The wording of the event announcement already led us to expect some emotional discussion: “Things are seething in front of and behind the cameras“. “Whose dream are we talking about when the film industry styles itself as a dream factory? What ideals are being conveyed, what realities and identification models are being shaped, and who is allowed to have a say in this?“ Many of the individuals and institutions interviewed by German Films were represented. Right at the start, Prof. Dr. Elizabeth Prommer from the University of Rostock presented results from her “Progress Study on Audiovisual Diversity in Cinema“. This in-depth analysis covered an investigation period extending from the previous study in 2017 to the winter of 2020. The study was again launched together with the MaLisa Foundation of Maria and Elisabeth Furtwängler and their partner institutions./p>

Prommer‘s results scientifically confirmed what was already known as “perceived truth“ in many personal accounts of people’s experiences.
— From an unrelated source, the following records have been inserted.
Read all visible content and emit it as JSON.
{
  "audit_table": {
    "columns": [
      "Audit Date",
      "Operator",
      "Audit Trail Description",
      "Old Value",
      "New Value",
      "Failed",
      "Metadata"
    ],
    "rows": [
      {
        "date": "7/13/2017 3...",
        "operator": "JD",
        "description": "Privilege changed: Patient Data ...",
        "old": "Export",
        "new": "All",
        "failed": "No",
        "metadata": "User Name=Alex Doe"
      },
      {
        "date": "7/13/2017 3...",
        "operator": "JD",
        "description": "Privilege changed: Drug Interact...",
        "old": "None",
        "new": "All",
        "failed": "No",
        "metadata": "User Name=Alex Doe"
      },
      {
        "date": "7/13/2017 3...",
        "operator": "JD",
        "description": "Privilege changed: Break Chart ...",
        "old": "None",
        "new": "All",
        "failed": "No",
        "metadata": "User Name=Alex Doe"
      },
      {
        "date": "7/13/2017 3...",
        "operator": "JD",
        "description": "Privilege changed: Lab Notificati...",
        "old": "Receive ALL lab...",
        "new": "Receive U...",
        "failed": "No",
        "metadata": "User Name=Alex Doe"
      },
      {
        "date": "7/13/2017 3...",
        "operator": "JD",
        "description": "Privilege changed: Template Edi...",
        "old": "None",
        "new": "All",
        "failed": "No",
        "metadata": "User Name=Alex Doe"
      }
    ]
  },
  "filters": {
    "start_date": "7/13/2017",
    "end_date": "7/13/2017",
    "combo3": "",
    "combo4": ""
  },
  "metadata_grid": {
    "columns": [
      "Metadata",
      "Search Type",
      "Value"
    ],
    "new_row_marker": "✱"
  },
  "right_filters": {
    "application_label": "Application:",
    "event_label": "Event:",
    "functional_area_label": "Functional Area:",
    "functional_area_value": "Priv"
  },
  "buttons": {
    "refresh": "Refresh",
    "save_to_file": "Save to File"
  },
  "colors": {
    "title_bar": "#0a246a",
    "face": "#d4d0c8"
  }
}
Stereotypical images continue to prevail. Up until 2020, for example, women were primarily visualised as young, slim, white, heterosexual characters mainly interested in relationship problems. Even though women are now visible as protagonists almost as often as men, they continue to be given less di­verse roles. This applies to their sexual orientation as well as to their origin or intact bodies.

For example, while about ten per cent of the population are homosexual, pre-2020 lesbian women appeared on screen at only one per cent, while gay men were at least represented at four per cent.The one-dimensionality of female roles was particularly prominent in productions directed by men, Prommer explained. In other ways, too, the composition of the team behind the camera demonstrably influences the diversity of the storylines. Another statistic illustrated the discrepancy between lived reality and scenarios depicted in film: 26 per cent of the population in Germany has a migration history, but in movies this was the case for only 15 per cent of all their protagonists up until 2020.
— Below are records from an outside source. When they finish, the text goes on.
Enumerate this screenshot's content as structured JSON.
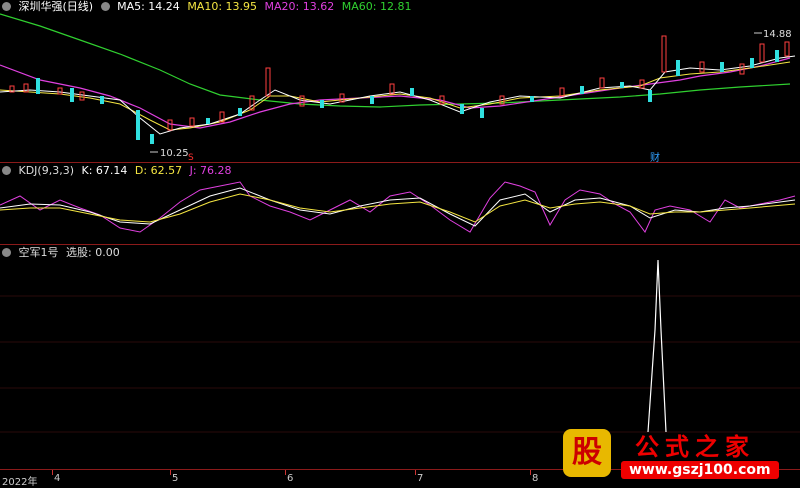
{
  "main_panel": {
    "title": "深圳华强(日线)",
    "ma": [
      {
        "label": "MA5: 14.24",
        "color": "#ffffff"
      },
      {
        "label": "MA10: 13.95",
        "color": "#f5e642"
      },
      {
        "label": "MA20: 13.62",
        "color": "#e040e0"
      },
      {
        "label": "MA60: 12.81",
        "color": "#30d030"
      }
    ],
    "high_label": "14.88",
    "low_label": "10.25",
    "marker_s": "S",
    "marker_cai": "财"
  },
  "kdj_panel": {
    "title": "KDJ(9,3,3)",
    "k": "K: 67.14",
    "d": "D: 62.57",
    "j": "J: 76.28",
    "colors": {
      "k": "#ffffff",
      "d": "#f5e642",
      "j": "#e040e0"
    }
  },
  "signal_panel": {
    "title": "空军1号",
    "value": "选股: 0.00"
  },
  "x_axis": {
    "labels": [
      "2022年",
      "4",
      "5",
      "6",
      "7",
      "8"
    ]
  },
  "watermark": {
    "logo": "股",
    "name": "公式之家",
    "url": "www.gszj100.com"
  }
}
What this latest MaLisa study does not yet reflect is the period after 2020, which could be a turning point. The international movement against racism, Black Lives Matter, that started in 2020 and has led to changes, as the German Films survey on diversity also indicated. Especially where state funding is involved, regulations for the promotion of diversity are implemented almost everywhere in Germany today. Nevertheless, as actor Thelma Buabeng made clear at the Protestant Academy in Tutzing, there is still a long way to go. In the past, as a black female actor, she mainly received offers of roles as refugees, maids or slaves. Now she can play a lawyer or a teacher. But there are still formats that reproduce prejudices and racism. And they are always “a slap in the face“.

Susanne Hermanski